Answer with one figure only, the number of lines below in which "controllers" occurs.

RECORDS FOR THIS EXERCISE.

================================

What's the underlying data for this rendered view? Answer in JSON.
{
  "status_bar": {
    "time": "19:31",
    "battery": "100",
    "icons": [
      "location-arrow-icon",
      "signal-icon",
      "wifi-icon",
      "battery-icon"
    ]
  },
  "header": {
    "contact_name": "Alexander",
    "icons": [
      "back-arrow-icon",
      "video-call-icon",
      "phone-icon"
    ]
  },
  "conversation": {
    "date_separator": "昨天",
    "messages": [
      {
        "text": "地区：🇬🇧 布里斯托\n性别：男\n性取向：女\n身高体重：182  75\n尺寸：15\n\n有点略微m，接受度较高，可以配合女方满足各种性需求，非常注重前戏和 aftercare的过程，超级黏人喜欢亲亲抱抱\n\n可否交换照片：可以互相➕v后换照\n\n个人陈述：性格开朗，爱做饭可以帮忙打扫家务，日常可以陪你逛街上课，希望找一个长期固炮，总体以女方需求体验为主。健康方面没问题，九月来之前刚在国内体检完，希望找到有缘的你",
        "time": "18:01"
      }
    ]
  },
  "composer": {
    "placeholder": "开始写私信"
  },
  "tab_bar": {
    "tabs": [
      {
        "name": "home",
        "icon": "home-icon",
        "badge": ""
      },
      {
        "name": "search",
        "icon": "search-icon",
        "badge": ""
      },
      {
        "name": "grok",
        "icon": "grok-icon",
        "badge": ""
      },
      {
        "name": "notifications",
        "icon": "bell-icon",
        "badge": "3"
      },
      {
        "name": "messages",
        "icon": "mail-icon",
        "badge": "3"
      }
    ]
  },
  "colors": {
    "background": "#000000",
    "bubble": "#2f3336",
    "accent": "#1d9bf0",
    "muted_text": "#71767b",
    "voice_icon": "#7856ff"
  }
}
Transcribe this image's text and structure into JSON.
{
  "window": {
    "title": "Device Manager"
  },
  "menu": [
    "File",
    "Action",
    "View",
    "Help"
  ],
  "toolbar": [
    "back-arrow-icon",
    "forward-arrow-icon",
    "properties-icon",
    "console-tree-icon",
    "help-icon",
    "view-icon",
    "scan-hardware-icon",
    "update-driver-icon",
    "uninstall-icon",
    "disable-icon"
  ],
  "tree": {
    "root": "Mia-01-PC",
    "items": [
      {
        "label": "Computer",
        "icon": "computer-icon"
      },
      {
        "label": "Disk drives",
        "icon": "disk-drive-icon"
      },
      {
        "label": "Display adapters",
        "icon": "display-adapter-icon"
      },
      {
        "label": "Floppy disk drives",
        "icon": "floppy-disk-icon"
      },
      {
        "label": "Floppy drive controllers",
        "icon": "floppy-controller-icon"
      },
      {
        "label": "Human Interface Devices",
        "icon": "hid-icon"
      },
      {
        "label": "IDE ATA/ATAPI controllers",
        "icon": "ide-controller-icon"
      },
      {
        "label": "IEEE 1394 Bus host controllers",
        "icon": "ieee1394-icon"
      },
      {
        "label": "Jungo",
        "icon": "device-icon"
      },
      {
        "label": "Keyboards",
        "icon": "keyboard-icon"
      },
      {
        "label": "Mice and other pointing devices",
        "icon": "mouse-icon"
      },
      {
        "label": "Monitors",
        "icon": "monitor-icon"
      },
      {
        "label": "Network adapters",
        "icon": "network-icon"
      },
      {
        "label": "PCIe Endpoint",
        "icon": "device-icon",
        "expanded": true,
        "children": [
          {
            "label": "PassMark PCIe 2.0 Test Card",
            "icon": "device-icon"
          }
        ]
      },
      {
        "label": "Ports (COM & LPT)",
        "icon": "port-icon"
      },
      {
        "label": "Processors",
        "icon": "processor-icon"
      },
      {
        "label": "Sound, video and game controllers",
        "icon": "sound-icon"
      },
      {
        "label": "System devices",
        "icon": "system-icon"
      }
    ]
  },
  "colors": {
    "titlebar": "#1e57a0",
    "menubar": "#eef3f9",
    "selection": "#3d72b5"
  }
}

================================

PROBLEM SOLUTION. 4